"The Biggest Loser," which will wrap up its third season in a couple of weeks, will continue to wage the battle of the bulge in 2007.
NBC has picked up a fourth season of its weight-loss reality series, which has been a steady performer on the network's otherwise unstable Wednesday-night schedule this season. A timetable for the new season hasn't been set, but it seems likely that it will appear in 2007-08.
"'The Biggest Loser' is a valuable franchise and proven competitor in a very challenging time period," NBC Entertainment president Kevin Reilly says. "The producing team has come up with unique ways to keep the series fresh, and we anticipate the next cycle will continue to produce life-changing results for the contestants and jaw-dropping reveals for the viewers."
So far this season, the show has averaged 7.4 million viewers per week and a 3.1 rating among the adults 18-49 that NBC targets. That's down by more than 2 million viewers overall and one rating point in the 18-49 demo compared to last season.
However, those ratings have come in a very tough timeslot opposite CBS' "Criminal Minds" and ABC's "Lost" and "Day Break," and they're a big improvement over what NBC was doing in the hour last season with "The Apprentice: Martha Stewart."

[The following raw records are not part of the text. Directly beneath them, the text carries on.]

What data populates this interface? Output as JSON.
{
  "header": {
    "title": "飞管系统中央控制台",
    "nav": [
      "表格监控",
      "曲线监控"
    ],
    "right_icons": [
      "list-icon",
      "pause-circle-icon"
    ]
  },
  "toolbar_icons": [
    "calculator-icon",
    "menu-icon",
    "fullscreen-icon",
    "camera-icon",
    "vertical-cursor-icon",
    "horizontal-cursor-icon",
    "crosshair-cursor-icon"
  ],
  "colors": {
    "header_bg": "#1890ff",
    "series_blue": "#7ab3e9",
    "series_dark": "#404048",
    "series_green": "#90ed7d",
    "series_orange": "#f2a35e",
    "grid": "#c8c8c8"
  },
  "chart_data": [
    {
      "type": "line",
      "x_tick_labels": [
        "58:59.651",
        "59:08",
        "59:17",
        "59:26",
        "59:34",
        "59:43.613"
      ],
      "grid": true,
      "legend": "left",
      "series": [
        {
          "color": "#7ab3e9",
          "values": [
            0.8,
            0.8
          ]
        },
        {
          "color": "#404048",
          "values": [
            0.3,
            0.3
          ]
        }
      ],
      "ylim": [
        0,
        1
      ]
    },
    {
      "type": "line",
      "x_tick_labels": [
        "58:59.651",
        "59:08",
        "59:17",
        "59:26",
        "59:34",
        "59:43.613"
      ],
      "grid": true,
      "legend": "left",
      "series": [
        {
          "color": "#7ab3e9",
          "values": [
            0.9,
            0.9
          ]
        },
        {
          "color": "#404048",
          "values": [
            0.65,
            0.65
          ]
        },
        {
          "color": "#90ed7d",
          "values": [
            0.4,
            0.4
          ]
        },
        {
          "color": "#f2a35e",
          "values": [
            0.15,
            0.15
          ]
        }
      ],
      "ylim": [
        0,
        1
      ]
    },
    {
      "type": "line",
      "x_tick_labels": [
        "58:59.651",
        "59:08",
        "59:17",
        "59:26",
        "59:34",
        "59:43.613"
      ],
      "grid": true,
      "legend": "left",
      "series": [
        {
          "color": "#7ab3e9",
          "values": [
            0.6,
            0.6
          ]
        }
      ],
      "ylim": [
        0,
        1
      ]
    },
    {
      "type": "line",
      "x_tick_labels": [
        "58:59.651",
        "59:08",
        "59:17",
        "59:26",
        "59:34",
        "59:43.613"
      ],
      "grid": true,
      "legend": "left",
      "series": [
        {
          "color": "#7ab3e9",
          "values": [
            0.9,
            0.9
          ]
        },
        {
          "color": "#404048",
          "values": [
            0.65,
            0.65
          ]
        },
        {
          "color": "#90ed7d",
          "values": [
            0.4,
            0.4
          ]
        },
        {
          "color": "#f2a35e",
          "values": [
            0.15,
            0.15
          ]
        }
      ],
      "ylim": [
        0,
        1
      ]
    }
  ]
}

The show's current season began with contestants from all 50 states; 14 remained with host Caroline Rhea and trainers Bob Harper and Kim Lyons while the others were sent home to work on their own weight-loss programs.
The Dec. 13 finale will bring all the contestants back. The contestant with the greatest percentage of weight lost in the home-based group will win $50,000, while the best performer among those who were voted off the show gets a hundred grand. The title of "Biggest Loser" carries a $250,000 prize.Copyright © 2015, Los Angeles Times